Receiving a rude text message or a threatening call on your mobile phone from a bully isn’t just upsetting. It can be a criminal offence. If you are being bullied on your mobile phone, don’t reply and let someone know as soon as possible.
How can you get bullied on a mobile phone?
Cyberbullying isn’t just something that takes place on the internet. You can also be cyberbullied if you get abusive calls and text messages on your mobile phone. These calls, text messages and voicemails can be really upsetting, and it is often hard to understand how the sender knows your mobile phone number.
If you think you are being bullied on your mobile phone, the most important thing is not to respond or get into an argument. Bullies are usually cowards, so showing a reaction is just giving them what they’re after. At the same time, that doesn’t mean you should ignore it and do nothing.
Types of mobile bullying
There are many ways that you can get bullied through your mobile phone.
Scary phone calls
Victims of mobile phone bullying can receive abusive phone calls from someone who uses threats of violence to scare them. Some bullies choose to stay silent on the other end of the phone, which is confusing and worrying for the person who answers the call.
Abusive text messages
People who bully sometimes send text messages that try to scare, upset or hurt someone on purpose.Getting a message like this can be frightening, especially if it is from someone you don’t know.
Offensive picture messages
You may also be worried about photos and images that you have been sent over your mobile phone. These could be pictures of you that have been taken without your knowledge. They could also be pictures that show you in situations that you would rather keep private.

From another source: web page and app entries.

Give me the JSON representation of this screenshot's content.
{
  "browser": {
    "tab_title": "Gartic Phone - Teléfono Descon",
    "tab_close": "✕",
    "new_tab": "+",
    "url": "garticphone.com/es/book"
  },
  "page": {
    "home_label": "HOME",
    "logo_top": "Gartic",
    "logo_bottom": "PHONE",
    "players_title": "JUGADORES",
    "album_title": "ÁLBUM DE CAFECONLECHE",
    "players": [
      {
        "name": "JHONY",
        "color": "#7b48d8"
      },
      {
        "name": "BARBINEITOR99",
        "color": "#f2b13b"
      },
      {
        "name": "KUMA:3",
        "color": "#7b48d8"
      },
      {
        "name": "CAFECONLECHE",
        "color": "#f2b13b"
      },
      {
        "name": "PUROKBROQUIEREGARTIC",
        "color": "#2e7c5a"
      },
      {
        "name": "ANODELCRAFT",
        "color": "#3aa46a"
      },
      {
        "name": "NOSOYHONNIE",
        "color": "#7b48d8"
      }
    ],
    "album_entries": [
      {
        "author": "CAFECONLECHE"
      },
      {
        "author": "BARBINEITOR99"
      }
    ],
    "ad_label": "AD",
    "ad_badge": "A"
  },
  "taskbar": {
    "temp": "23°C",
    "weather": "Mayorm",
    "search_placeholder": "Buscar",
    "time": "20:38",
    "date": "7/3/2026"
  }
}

Embarrassing or violent videos
Most mobile phones come with a video camera now, which means being filmed without knowing it can happen more often. If you’re being bullied over your mobile phone, you might:
- get videos of yourself that you didn’t know were being filmed
- see embarrassing mobile phone videos of yourself posted on video sharing websites like YouTube
- You may also have heard of ‘happy slapping’, where victims are physically assaulted and a video of the attack is then posted on the internet.
How to stop mobile phone bullying
Even though it’s a hassle, the best way to stop mobile phone bullying is to get another SIM card or change your mobile number. Once you have a new phone number, only give it out to members of your family and close friends. If you get a bullying text, save it in your inbox. You should also make a note of the time you received the message, and the sender’s details. Do not delete the message from your inbox. Even though you might want to, the police or your mobile phone company may need it if they investigate.
Don’t suffer in silence
If you are being targeted by mobile phone bullies, it’s important to let someone know. If you feel uncomfortable talking to a parent or a teacher, try another older relative or friend who you trust. They will be able to help you stop the bullying.
You should also report the bullying to your mobile phone company. They may be able to trace the person who is calling or texting you, even if they withhold their number. Mobile phone companies all deal with bullying differently, so contact the customer helpline to find out who to speak to.
If you would like more confidential advice, you can contact ChildLine www.childline.org.uk
The Police and mobile phone bullying
Making offensive calls is actually a criminal offence. Anyone who is found guilty could have to pay a large fine. They may also be given a six-month sentence. If you are being bullied over your mobile phone, don’t be afraid to report it to the police.
This information is from the Directgov website. © Crown copyright